LISTED ENTRIES:
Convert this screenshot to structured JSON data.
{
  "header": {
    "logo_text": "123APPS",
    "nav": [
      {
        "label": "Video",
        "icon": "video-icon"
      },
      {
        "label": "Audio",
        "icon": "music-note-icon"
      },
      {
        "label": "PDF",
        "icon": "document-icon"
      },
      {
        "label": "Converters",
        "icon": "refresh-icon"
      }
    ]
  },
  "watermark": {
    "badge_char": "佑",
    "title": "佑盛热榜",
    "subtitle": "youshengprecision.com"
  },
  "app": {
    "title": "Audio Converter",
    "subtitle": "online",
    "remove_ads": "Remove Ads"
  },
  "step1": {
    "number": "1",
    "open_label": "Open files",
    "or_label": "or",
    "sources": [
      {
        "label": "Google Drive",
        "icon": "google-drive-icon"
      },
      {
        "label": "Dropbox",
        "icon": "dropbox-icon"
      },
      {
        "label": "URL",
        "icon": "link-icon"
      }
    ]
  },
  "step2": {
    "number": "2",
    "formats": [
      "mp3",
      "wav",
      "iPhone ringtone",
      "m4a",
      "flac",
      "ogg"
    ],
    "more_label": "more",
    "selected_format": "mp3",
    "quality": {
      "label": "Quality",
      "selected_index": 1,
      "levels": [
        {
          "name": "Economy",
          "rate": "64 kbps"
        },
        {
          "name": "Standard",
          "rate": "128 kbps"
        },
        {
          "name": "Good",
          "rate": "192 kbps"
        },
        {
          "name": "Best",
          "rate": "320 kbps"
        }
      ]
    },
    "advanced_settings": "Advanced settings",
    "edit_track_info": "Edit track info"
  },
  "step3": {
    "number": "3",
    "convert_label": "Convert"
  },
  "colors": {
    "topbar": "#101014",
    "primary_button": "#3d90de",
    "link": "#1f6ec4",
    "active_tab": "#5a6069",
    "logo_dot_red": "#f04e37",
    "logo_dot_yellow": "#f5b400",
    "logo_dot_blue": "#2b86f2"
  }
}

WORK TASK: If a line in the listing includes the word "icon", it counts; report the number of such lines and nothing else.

RESULT OF THIS EXERCISE: 7